Social media. One might say it’s an unpredictable monster. I have a love/hate relationship with it, and as each day goes by I’m moving away from it. But at the same time, I use it every day to keep in touch with those closest to me. I started to wonder if it was possible to do a social media detox for makeup artists that doesn’t involve completely cutting it out of your life?
“The biggest benefit has been the removal of negativity and unnecessary information. Some people who were, how do I say this in a nice way…annoying, were still occupying my mind long after I logged off of social media. – JasonDoesStuff.com
Taking a break from social media and the internet is a great thing to do but also pretty damn hard when we, as makeup artists, rely on these platforms to market ourselves and stay connected. So how can we reduce some of the anxiety caused by the endless social feeds?

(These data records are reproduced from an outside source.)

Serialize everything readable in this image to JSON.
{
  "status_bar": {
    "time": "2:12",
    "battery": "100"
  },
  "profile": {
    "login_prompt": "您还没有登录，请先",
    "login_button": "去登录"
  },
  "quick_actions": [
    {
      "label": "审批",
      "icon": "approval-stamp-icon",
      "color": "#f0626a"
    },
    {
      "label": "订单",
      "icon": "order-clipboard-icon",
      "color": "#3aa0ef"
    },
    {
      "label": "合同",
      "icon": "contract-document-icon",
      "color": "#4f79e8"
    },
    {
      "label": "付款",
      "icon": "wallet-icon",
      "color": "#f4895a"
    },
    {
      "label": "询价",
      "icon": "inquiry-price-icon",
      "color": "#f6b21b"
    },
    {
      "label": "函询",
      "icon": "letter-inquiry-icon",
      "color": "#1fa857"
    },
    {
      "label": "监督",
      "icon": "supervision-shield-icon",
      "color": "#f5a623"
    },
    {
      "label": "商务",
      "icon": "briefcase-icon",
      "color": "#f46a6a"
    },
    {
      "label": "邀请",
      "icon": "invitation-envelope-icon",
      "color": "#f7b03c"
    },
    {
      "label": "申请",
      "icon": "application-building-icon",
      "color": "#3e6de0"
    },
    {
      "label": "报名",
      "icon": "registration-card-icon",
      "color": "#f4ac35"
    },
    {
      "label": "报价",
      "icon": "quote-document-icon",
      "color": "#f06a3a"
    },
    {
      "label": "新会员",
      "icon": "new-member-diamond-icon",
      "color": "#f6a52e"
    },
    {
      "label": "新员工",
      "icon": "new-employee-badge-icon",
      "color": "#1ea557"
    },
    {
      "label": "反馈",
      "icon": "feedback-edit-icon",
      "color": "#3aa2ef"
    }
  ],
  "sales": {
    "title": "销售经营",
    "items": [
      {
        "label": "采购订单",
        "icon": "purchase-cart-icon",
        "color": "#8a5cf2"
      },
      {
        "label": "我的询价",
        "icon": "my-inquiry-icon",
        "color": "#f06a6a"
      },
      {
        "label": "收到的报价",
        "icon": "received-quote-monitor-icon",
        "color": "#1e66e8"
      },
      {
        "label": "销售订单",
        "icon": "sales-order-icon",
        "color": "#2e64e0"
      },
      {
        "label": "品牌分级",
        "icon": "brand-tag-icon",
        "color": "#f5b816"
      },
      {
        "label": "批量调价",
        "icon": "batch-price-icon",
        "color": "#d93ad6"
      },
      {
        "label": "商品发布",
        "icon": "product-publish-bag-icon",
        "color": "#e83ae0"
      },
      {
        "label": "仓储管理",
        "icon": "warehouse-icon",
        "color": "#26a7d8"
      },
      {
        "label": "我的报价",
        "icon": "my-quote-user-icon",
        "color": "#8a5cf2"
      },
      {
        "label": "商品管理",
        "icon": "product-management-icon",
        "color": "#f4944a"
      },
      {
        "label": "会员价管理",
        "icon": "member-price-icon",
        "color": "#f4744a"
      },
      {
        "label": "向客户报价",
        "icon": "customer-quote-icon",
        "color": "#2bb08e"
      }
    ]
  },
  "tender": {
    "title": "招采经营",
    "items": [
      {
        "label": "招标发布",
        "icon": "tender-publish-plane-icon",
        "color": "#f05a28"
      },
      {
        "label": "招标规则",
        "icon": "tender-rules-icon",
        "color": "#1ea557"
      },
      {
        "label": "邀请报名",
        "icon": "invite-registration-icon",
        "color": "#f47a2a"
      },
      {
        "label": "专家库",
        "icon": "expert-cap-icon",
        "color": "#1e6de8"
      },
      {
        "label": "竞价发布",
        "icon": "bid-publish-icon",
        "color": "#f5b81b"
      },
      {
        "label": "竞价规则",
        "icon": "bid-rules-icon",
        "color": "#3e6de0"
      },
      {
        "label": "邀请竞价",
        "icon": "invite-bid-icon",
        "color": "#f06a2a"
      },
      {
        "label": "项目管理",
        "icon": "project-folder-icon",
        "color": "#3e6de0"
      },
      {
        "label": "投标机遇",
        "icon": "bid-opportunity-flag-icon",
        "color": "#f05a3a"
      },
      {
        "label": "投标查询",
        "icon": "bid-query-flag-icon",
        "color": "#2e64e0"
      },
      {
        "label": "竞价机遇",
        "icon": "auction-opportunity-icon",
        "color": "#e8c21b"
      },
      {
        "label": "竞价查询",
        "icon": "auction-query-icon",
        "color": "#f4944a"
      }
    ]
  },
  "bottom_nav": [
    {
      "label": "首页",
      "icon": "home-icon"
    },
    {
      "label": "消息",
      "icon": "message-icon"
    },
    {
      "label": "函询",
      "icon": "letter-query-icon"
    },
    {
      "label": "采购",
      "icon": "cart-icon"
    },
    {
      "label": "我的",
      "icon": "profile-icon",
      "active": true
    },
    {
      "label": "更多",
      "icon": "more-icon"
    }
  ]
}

The key is to filter. Rid yourself of the negative information you are consuming on a daily basis.
If you can’t remove the platforms from your life completely, simply go about filtering your feeds. Even small changes can affect your mind and mood. Here’s what I’ve been doing:
Use the ‘Unfollow for 30 days’ button on Facebook posts that don’t have a purpose
Disable social media app notifications on your phone and limit your checking
Delete shortcuts/bookmarks on your computer that take you to those sites easily
Take a break from posting – learn to live without the validation
- When you do post, be the person who chooses to post something positive
These platforms have given us a lot of wonderful things in the past, but that doesn’t mean there aren’t negatives. It just takes a little bit of thought and time to make your user experience a little more positive.
The Effect of Environmental Stress
Sometimes we don’t realise how the small stresses of daily life can build up into something that affects the way you work. Taking some time to identify the environmental stressors around you and learning how to handle them really can improve your overall health and wellbeing. It was something I ignored for a long time before realising that it was contributing to my chronic headaches. Small changes
+ Avoid stressful people unless necessary – keep interaction to a minimum of what your job requires. Look to positive people to bring you back up again. Negativity is draining.
+ Listen to calming music or podcasts on those early morning commutes, because there’s nothing more stressful than road rage and the anxiety of poor drivers around you. Distract yourself!
+ Reduce static noise as it presents itself in your life – this includes the noises your devices make, televisions, radio and even loud conversations from coworkers.
These noises create stressors that impede our abilities to think and ultimately create work and life solutions. They also can take their toll over time on our moods and energy. Do what you can to reduce background and unwanted noise. – Sykes Group
It can sometimes be hard to see how such small things could cause a negative effect which is why it’s so important to figure out what the triggers are for environmental stress or anxiety. Take a break, use technology intentionally and focus on the vibes around you. How do you pull yourself out of a tech-exhausted slump?